(Data excerpts)
----
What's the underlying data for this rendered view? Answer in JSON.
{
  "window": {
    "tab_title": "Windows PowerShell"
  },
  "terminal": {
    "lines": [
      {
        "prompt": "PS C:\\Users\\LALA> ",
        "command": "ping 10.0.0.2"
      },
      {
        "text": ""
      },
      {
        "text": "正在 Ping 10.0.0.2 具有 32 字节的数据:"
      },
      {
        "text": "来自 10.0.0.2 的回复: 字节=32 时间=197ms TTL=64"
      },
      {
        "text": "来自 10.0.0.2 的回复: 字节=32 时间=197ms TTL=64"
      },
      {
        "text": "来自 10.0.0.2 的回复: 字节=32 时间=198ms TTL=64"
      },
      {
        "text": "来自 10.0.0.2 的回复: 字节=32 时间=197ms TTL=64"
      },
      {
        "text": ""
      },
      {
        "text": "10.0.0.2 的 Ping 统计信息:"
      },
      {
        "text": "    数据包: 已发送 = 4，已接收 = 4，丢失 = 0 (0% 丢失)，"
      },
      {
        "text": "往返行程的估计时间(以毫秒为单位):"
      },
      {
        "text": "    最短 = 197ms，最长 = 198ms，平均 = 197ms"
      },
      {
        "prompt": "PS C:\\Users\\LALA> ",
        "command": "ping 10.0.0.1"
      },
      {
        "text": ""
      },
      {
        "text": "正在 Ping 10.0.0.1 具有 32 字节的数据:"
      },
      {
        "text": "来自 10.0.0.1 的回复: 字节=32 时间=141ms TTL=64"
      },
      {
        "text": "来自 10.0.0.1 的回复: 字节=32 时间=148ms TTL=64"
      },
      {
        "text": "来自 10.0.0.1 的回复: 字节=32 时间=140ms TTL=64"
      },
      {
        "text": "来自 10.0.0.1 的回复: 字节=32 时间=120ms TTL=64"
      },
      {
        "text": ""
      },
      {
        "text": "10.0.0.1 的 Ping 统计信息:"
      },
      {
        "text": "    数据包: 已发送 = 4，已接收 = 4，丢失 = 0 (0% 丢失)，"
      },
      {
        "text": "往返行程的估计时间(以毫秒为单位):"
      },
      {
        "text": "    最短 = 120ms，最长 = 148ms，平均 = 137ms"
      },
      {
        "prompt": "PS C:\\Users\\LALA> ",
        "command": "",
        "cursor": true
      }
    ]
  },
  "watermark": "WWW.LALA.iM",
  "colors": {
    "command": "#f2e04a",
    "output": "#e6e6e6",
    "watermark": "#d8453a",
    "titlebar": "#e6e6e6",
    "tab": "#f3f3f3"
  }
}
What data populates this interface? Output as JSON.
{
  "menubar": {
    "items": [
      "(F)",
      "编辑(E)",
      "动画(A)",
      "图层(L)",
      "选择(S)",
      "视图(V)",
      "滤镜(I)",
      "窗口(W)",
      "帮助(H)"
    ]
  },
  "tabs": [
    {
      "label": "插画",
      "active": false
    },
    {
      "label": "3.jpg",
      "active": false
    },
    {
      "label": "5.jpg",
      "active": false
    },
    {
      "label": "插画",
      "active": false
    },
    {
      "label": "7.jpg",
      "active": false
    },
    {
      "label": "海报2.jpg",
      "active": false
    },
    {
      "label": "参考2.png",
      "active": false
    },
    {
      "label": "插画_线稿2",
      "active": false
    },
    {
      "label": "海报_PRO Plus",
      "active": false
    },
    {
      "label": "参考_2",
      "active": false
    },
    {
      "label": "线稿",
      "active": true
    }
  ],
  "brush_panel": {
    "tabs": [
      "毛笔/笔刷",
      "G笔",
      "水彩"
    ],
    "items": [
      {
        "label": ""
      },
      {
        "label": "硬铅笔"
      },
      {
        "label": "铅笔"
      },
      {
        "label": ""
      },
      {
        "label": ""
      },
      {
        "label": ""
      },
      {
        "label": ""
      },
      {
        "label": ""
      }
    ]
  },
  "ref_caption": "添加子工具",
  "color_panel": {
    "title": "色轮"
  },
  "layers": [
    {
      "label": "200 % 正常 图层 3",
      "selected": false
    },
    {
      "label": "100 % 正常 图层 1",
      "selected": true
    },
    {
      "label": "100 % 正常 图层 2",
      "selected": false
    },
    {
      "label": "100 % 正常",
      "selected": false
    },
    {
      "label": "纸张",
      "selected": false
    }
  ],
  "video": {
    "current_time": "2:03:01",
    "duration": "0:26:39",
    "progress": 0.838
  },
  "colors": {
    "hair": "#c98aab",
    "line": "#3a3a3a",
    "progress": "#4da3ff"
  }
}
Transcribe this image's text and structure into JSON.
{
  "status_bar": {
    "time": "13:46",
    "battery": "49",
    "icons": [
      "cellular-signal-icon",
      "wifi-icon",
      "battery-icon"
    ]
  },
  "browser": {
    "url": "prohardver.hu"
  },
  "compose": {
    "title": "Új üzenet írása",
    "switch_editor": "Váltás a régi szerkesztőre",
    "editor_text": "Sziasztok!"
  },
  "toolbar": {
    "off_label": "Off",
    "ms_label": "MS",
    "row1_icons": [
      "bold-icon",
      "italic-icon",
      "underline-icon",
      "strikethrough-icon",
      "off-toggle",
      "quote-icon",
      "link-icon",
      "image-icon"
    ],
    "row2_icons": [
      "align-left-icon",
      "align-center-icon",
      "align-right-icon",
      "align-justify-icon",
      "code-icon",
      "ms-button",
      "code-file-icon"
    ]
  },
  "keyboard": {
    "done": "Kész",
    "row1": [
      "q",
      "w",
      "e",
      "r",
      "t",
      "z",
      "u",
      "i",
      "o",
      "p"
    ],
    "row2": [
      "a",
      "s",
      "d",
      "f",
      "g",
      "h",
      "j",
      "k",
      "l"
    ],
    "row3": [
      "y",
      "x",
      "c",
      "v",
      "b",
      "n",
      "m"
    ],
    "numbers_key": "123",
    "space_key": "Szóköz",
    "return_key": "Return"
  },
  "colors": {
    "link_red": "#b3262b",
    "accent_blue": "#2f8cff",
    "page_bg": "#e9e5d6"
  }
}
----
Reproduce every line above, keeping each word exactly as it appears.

Output of the exercise ->
What's the underlying data for this rendered view? Answer in JSON.
{
  "window": {
    "tab_title": "Windows PowerShell"
  },
  "terminal": {
    "lines": [
      {
        "prompt": "PS C:\\Users\\LALA> ",
        "command": "ping 10.0.0.2"
      },
      {
        "text": ""
      },
      {
        "text": "正在 Ping 10.0.0.2 具有 32 字节的数据:"
      },
      {
        "text": "来自 10.0.0.2 的回复: 字节=32 时间=197ms TTL=64"
      },
      {
        "text": "来自 10.0.0.2 的回复: 字节=32 时间=197ms TTL=64"
      },
      {
        "text": "来自 10.0.0.2 的回复: 字节=32 时间=198ms TTL=64"
      },
      {
        "text": "来自 10.0.0.2 的回复: 字节=32 时间=197ms TTL=64"
      },
      {
        "text": ""
      },
      {
        "text": "10.0.0.2 的 Ping 统计信息:"
      },
      {
        "text": "    数据包: 已发送 = 4，已接收 = 4，丢失 = 0 (0% 丢失)，"
      },
      {
        "text": "往返行程的估计时间(以毫秒为单位):"
      },
      {
        "text": "    最短 = 197ms，最长 = 198ms，平均 = 197ms"
      },
      {
        "prompt": "PS C:\\Users\\LALA> ",
        "command": "ping 10.0.0.1"
      },
      {
        "text": ""
      },
      {
        "text": "正在 Ping 10.0.0.1 具有 32 字节的数据:"
      },
      {
        "text": "来自 10.0.0.1 的回复: 字节=32 时间=141ms TTL=64"
      },
      {
        "text": "来自 10.0.0.1 的回复: 字节=32 时间=148ms TTL=64"
      },
      {
        "text": "来自 10.0.0.1 的回复: 字节=32 时间=140ms TTL=64"
      },
      {
        "text": "来自 10.0.0.1 的回复: 字节=32 时间=120ms TTL=64"
      },
      {
        "text": ""
      },
      {
        "text": "10.0.0.1 的 Ping 统计信息:"
      },
      {
        "text": "    数据包: 已发送 = 4，已接收 = 4，丢失 = 0 (0% 丢失)，"
      },
      {
        "text": "往返行程的估计时间(以毫秒为单位):"
      },
      {
        "text": "    最短 = 120ms，最长 = 148ms，平均 = 137ms"
      },
      {
        "prompt": "PS C:\\Users\\LALA> ",
        "command": "",
        "cursor": true
      }
    ]
  },
  "watermark": "WWW.LALA.iM",
  "colors": {
    "command": "#f2e04a",
    "output": "#e6e6e6",
    "watermark": "#d8453a",
    "titlebar": "#e6e6e6",
    "tab": "#f3f3f3"
  }
}
What data populates this interface? Output as JSON.
{
  "menubar": {
    "items": [
      "(F)",
      "编辑(E)",
      "动画(A)",
      "图层(L)",
      "选择(S)",
      "视图(V)",
      "滤镜(I)",
      "窗口(W)",
      "帮助(H)"
    ]
  },
  "tabs": [
    {
      "label": "插画",
      "active": false
    },
    {
      "label": "3.jpg",
      "active": false
    },
    {
      "label": "5.jpg",
      "active": false
    },
    {
      "label": "插画",
      "active": false
    },
    {
      "label": "7.jpg",
      "active": false
    },
    {
      "label": "海报2.jpg",
      "active": false
    },
    {
      "label": "参考2.png",
      "active": false
    },
    {
      "label": "插画_线稿2",
      "active": false
    },
    {
      "label": "海报_PRO Plus",
      "active": false
    },
    {
      "label": "参考_2",
      "active": false
    },
    {
      "label": "线稿",
      "active": true
    }
  ],
  "brush_panel": {
    "tabs": [
      "毛笔/笔刷",
      "G笔",
      "水彩"
    ],
    "items": [
      {
        "label": ""
      },
      {
        "label": "硬铅笔"
      },
      {
        "label": "铅笔"
      },
      {
        "label": ""
      },
      {
        "label": ""
      },
      {
        "label": ""
      },
      {
        "label": ""
      },
      {
        "label": ""
      }
    ]
  },
  "ref_caption": "添加子工具",
  "color_panel": {
    "title": "色轮"
  },
  "layers": [
    {
      "label": "200 % 正常 图层 3",
      "selected": false
    },
    {
      "label": "100 % 正常 图层 1",
      "selected": true
    },
    {
      "label": "100 % 正常 图层 2",
      "selected": false
    },
    {
      "label": "100 % 正常",
      "selected": false
    },
    {
      "label": "纸张",
      "selected": false
    }
  ],
  "video": {
    "current_time": "2:03:01",
    "duration": "0:26:39",
    "progress": 0.838
  },
  "colors": {
    "hair": "#c98aab",
    "line": "#3a3a3a",
    "progress": "#4da3ff"
  }
}
Transcribe this image's text and structure into JSON.
{
  "status_bar": {
    "time": "13:46",
    "battery": "49",
    "icons": [
      "cellular-signal-icon",
      "wifi-icon",
      "battery-icon"
    ]
  },
  "browser": {
    "url": "prohardver.hu"
  },
  "compose": {
    "title": "Új üzenet írása",
    "switch_editor": "Váltás a régi szerkesztőre",
    "editor_text": "Sziasztok!"
  },
  "toolbar": {
    "off_label": "Off",
    "ms_label": "MS",
    "row1_icons": [
      "bold-icon",
      "italic-icon",
      "underline-icon",
      "strikethrough-icon",
      "off-toggle",
      "quote-icon",
      "link-icon",
      "image-icon"
    ],
    "row2_icons": [
      "align-left-icon",
      "align-center-icon",
      "align-right-icon",
      "align-justify-icon",
      "code-icon",
      "ms-button",
      "code-file-icon"
    ]
  },
  "keyboard": {
    "done": "Kész",
    "row1": [
      "q",
      "w",
      "e",
      "r",
      "t",
      "z",
      "u",
      "i",
      "o",
      "p"
    ],
    "row2": [
      "a",
      "s",
      "d",
      "f",
      "g",
      "h",
      "j",
      "k",
      "l"
    ],
    "row3": [
      "y",
      "x",
      "c",
      "v",
      "b",
      "n",
      "m"
    ],
    "numbers_key": "123",
    "space_key": "Szóköz",
    "return_key": "Return"
  },
  "colors": {
    "link_red": "#b3262b",
    "accent_blue": "#2f8cff",
    "page_bg": "#e9e5d6"
  }
}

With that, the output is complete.